## Assigned task
Exactly as written, give back every record below.

## Data excerpts

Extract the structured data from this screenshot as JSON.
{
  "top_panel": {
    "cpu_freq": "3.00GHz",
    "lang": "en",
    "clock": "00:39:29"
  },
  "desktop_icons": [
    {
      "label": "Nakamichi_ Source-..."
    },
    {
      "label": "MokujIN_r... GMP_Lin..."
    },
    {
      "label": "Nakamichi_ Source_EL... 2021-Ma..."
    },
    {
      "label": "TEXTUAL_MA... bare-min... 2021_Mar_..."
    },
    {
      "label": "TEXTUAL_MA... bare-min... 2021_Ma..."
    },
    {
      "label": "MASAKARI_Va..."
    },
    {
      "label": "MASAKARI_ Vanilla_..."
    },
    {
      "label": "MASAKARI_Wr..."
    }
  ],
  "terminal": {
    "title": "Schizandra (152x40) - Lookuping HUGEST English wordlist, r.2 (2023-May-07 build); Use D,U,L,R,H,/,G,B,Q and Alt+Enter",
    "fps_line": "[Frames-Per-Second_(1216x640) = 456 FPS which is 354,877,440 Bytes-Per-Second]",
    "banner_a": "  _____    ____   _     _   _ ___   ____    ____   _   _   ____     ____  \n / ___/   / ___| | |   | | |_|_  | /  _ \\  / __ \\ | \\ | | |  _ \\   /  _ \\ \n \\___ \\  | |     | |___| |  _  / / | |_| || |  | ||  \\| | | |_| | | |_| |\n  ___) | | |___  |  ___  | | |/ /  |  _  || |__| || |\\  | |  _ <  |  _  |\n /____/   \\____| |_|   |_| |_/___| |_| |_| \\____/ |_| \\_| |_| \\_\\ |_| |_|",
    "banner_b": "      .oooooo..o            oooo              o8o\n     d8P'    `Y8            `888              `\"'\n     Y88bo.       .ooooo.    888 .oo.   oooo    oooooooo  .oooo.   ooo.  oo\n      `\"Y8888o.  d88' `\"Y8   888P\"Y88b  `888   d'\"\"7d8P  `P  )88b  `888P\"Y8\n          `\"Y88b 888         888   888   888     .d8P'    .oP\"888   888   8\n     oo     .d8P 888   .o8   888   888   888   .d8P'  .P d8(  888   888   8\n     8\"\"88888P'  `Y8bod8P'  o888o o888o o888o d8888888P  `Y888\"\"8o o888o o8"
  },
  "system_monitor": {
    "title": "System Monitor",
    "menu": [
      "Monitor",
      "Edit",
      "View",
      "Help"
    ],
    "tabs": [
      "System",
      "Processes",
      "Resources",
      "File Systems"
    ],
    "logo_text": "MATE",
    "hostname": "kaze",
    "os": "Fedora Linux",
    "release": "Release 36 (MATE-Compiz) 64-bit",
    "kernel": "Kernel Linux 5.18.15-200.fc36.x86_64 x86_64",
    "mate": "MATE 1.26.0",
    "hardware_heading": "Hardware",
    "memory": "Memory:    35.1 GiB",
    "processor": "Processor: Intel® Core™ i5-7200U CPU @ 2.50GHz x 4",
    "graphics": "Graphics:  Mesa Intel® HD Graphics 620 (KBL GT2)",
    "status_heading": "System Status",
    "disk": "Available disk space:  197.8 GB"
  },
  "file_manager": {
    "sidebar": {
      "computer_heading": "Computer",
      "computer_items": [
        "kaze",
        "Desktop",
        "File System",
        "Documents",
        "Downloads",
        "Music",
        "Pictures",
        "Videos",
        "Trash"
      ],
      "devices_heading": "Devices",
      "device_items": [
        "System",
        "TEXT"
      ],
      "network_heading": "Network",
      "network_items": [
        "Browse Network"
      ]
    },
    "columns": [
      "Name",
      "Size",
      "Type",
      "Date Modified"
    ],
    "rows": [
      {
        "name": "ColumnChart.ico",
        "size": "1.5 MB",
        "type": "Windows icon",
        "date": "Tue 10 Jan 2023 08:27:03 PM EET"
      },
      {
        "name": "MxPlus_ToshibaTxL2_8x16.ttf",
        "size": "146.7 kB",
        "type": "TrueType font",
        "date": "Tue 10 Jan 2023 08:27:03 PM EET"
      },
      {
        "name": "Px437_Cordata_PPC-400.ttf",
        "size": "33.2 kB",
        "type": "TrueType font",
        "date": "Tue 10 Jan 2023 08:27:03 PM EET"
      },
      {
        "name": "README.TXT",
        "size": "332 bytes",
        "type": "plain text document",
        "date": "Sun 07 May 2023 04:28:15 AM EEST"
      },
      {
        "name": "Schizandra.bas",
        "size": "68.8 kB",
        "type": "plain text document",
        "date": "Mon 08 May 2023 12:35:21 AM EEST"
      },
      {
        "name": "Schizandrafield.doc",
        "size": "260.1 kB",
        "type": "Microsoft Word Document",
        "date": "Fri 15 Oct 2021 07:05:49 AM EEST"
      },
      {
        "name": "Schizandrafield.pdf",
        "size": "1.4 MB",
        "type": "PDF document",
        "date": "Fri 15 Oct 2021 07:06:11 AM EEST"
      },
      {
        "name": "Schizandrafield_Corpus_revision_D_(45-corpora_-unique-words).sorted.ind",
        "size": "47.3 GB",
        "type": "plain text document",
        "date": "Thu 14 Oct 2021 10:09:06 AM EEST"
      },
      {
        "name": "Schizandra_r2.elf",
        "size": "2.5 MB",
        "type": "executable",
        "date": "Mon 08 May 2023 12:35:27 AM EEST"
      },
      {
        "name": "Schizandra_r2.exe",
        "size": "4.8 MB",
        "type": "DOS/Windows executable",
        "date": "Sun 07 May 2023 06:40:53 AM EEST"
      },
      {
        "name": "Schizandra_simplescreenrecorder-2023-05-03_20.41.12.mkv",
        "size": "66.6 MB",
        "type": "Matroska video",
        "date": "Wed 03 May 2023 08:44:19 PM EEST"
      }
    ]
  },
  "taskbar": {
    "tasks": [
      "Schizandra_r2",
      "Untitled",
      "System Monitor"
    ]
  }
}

## Exercise result
Extract the structured data from this screenshot as JSON.
{
  "top_panel": {
    "cpu_freq": "3.00GHz",
    "lang": "en",
    "clock": "00:39:29"
  },
  "desktop_icons": [
    {
      "label": "Nakamichi_ Source-..."
    },
    {
      "label": "MokujIN_r... GMP_Lin..."
    },
    {
      "label": "Nakamichi_ Source_EL... 2021-Ma..."
    },
    {
      "label": "TEXTUAL_MA... bare-min... 2021_Mar_..."
    },
    {
      "label": "TEXTUAL_MA... bare-min... 2021_Ma..."
    },
    {
      "label": "MASAKARI_Va..."
    },
    {
      "label": "MASAKARI_ Vanilla_..."
    },
    {
      "label": "MASAKARI_Wr..."
    }
  ],
  "terminal": {
    "title": "Schizandra (152x40) - Lookuping HUGEST English wordlist, r.2 (2023-May-07 build); Use D,U,L,R,H,/,G,B,Q and Alt+Enter",
    "fps_line": "[Frames-Per-Second_(1216x640) = 456 FPS which is 354,877,440 Bytes-Per-Second]",
    "banner_a": "  _____    ____   _     _   _ ___   ____    ____   _   _   ____     ____  \n / ___/   / ___| | |   | | |_|_  | /  _ \\  / __ \\ | \\ | | |  _ \\   /  _ \\ \n \\___ \\  | |     | |___| |  _  / / | |_| || |  | ||  \\| | | |_| | | |_| |\n  ___) | | |___  |  ___  | | |/ /  |  _  || |__| || |\\  | |  _ <  |  _  |\n /____/   \\____| |_|   |_| |_/___| |_| |_| \\____/ |_| \\_| |_| \\_\\ |_| |_|",
    "banner_b": "      .oooooo..o            oooo              o8o\n     d8P'    `Y8            `888              `\"'\n     Y88bo.       .ooooo.    888 .oo.   oooo    oooooooo  .oooo.   ooo.  oo\n      `\"Y8888o.  d88' `\"Y8   888P\"Y88b  `888   d'\"\"7d8P  `P  )88b  `888P\"Y8\n          `\"Y88b 888         888   888   888     .d8P'    .oP\"888   888   8\n     oo     .d8P 888   .o8   888   888   888   .d8P'  .P d8(  888   888   8\n     8\"\"88888P'  `Y8bod8P'  o888o o888o o888o d8888888P  `Y888\"\"8o o888o o8"
  },
  "system_monitor": {
    "title": "System Monitor",
    "menu": [
      "Monitor",
      "Edit",
      "View",
      "Help"
    ],
    "tabs": [
      "System",
      "Processes",
      "Resources",
      "File Systems"
    ],
    "logo_text": "MATE",
    "hostname": "kaze",
    "os": "Fedora Linux",
    "release": "Release 36 (MATE-Compiz) 64-bit",
    "kernel": "Kernel Linux 5.18.15-200.fc36.x86_64 x86_64",
    "mate": "MATE 1.26.0",
    "hardware_heading": "Hardware",
    "memory": "Memory:    35.1 GiB",
    "processor": "Processor: Intel® Core™ i5-7200U CPU @ 2.50GHz x 4",
    "graphics": "Graphics:  Mesa Intel® HD Graphics 620 (KBL GT2)",
    "status_heading": "System Status",
    "disk": "Available disk space:  197.8 GB"
  },
  "file_manager": {
    "sidebar": {
      "computer_heading": "Computer",
      "computer_items": [
        "kaze",
        "Desktop",
        "File System",
        "Documents",
        "Downloads",
        "Music",
        "Pictures",
        "Videos",
        "Trash"
      ],
      "devices_heading": "Devices",
      "device_items": [
        "System",
        "TEXT"
      ],
      "network_heading": "Network",
      "network_items": [
        "Browse Network"
      ]
    },
    "columns": [
      "Name",
      "Size",
      "Type",
      "Date Modified"
    ],
    "rows": [
      {
        "name": "ColumnChart.ico",
        "size": "1.5 MB",
        "type": "Windows icon",
        "date": "Tue 10 Jan 2023 08:27:03 PM EET"
      },
      {
        "name": "MxPlus_ToshibaTxL2_8x16.ttf",
        "size": "146.7 kB",
        "type": "TrueType font",
        "date": "Tue 10 Jan 2023 08:27:03 PM EET"
      },
      {
        "name": "Px437_Cordata_PPC-400.ttf",
        "size": "33.2 kB",
        "type": "TrueType font",
        "date": "Tue 10 Jan 2023 08:27:03 PM EET"
      },
      {
        "name": "README.TXT",
        "size": "332 bytes",
        "type": "plain text document",
        "date": "Sun 07 May 2023 04:28:15 AM EEST"
      },
      {
        "name": "Schizandra.bas",
        "size": "68.8 kB",
        "type": "plain text document",
        "date": "Mon 08 May 2023 12:35:21 AM EEST"
      },
      {
        "name": "Schizandrafield.doc",
        "size": "260.1 kB",
        "type": "Microsoft Word Document",
        "date": "Fri 15 Oct 2021 07:05:49 AM EEST"
      },
      {
        "name": "Schizandrafield.pdf",
        "size": "1.4 MB",
        "type": "PDF document",
        "date": "Fri 15 Oct 2021 07:06:11 AM EEST"
      },
      {
        "name": "Schizandrafield_Corpus_revision_D_(45-corpora_-unique-words).sorted.ind",
        "size": "47.3 GB",
        "type": "plain text document",
        "date": "Thu 14 Oct 2021 10:09:06 AM EEST"
      },
      {
        "name": "Schizandra_r2.elf",
        "size": "2.5 MB",
        "type": "executable",
        "date": "Mon 08 May 2023 12:35:27 AM EEST"
      },
      {
        "name": "Schizandra_r2.exe",
        "size": "4.8 MB",
        "type": "DOS/Windows executable",
        "date": "Sun 07 May 2023 06:40:53 AM EEST"
      },
      {
        "name": "Schizandra_simplescreenrecorder-2023-05-03_20.41.12.mkv",
        "size": "66.6 MB",
        "type": "Matroska video",
        "date": "Wed 03 May 2023 08:44:19 PM EEST"
      }
    ]
  },
  "taskbar": {
    "tasks": [
      "Schizandra_r2",
      "Untitled",
      "System Monitor"
    ]
  }
}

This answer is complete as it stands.